This Old House aired nationally in 1980. The series featured the renovation of a crumbling 1860s Victorian in Boston. The show’s initial host, Bob Vila, was a Cuban-American builder, who specialized in old homes. He became the father of home renovation television…and my hero.
I was eleven. Wrapped in a flannel nightgown and curled up on our fraying beige carpeting, I watched the series on a fourteen-inch black and white TV on Twin Cities Public Television. Riveted.
I currently live in a 1922 Arts and Crafts home in McHenry, IL, with my handsome husband and our two adopted children. (No, not a dozen…Yet.) According to the McHenry Landmark Commission, wealthy merchant William Pries built our house, sparing no expense, and connected it by a tunnel to the old McHenry Brewery across the street. Legend has it that, during Prohibition, liquor was carted through the tunnel to the speakeasy in our basement. This might account for the neatly plastered rooms on the lower level and the thick wooden doors that all lock from the inside. It might account for the full-height cellar underneath our front porch, accessible via a funny little double door at shoulder height. It might also account for the secret trap door and hiding place at the bottom of our extra-large laundry chute. Who knows? But the house definitely has some fabulously odd features.
I have often asked myself what it is about old homes. Why I am so partial to them. Of course, I love the character and the quality of the craftsmanship. I am intrigued by the history and often imagine the wide variety of life moments that have happened within the same walls. The celebrations. The arguments. The conversations. The heart breaks. The mundane tasks. The life-altering decisions. The quiet moments.

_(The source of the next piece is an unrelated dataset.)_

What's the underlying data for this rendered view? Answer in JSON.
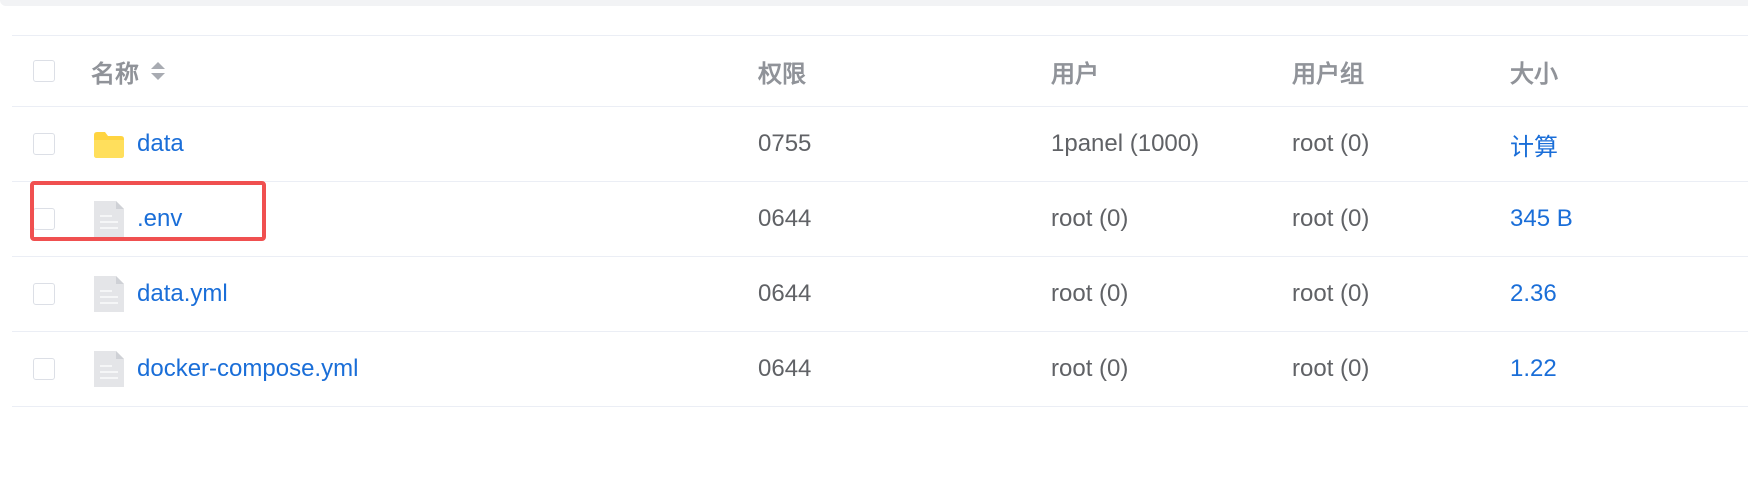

And then—with an old house—there is the opportunity for transformation. So much possibility. The peeling paint. The scratched floors. The dated kitchen. But the potential. The hope. The broken begging to be made whole. Then, at the end of every home renovation show, the long-awaited revelation.
This is what I want to talk about. Renovation. Rehabilitation. Revelation. Of old homes, sure. There will undoubtedly be some of that. We still have a long list of projects at our house. But even more so, the transformation in our lives. I am that termite-infested, rotting ruin of a farmhouse after all. (Thank God, he sees potential!) And as sophisticated as we imagine ourselves to be, I think most of us are regularly stumped by some of the “simple” problems of life.
Old home renovation certainly isn’t a new or original metaphor for personal or spiritual growth.
C.S. Lewis used it. In Mere Christianity he wrote: “Imagine yourself as a living house. God comes in to rebuild that house. At first, perhaps, you can understand what He is doing. He is getting the drains right and stopping the leaks in the roof and so on; you knew that those jobs needed doing and so you are not surprised. But presently He starts knocking the house about in a way that hurts abominably and does not seem to make any sense. What on earth is He up to? The explanation is that He is building quite a different house from the one you thought of – throwing out a new wing here, putting on an extra floor there, running up towers, making courtyards. You thought you were being made into a decent little cottage: but He is building a palace. He intends to come and live in it Himself.”
But then C.S. Lewis wasn’t the first to use the image either. Jesus Christ used it. Not surprising, I suppose, since his father had also been a carpenter. At the end of his Sermon on the Mount, he challenges the crowd to hear his words and to do them. To not build their house on the sand. But instead, to be like the wise man, who built his house on the rock.
No, admittedly, it isn’t an original image. But I like it.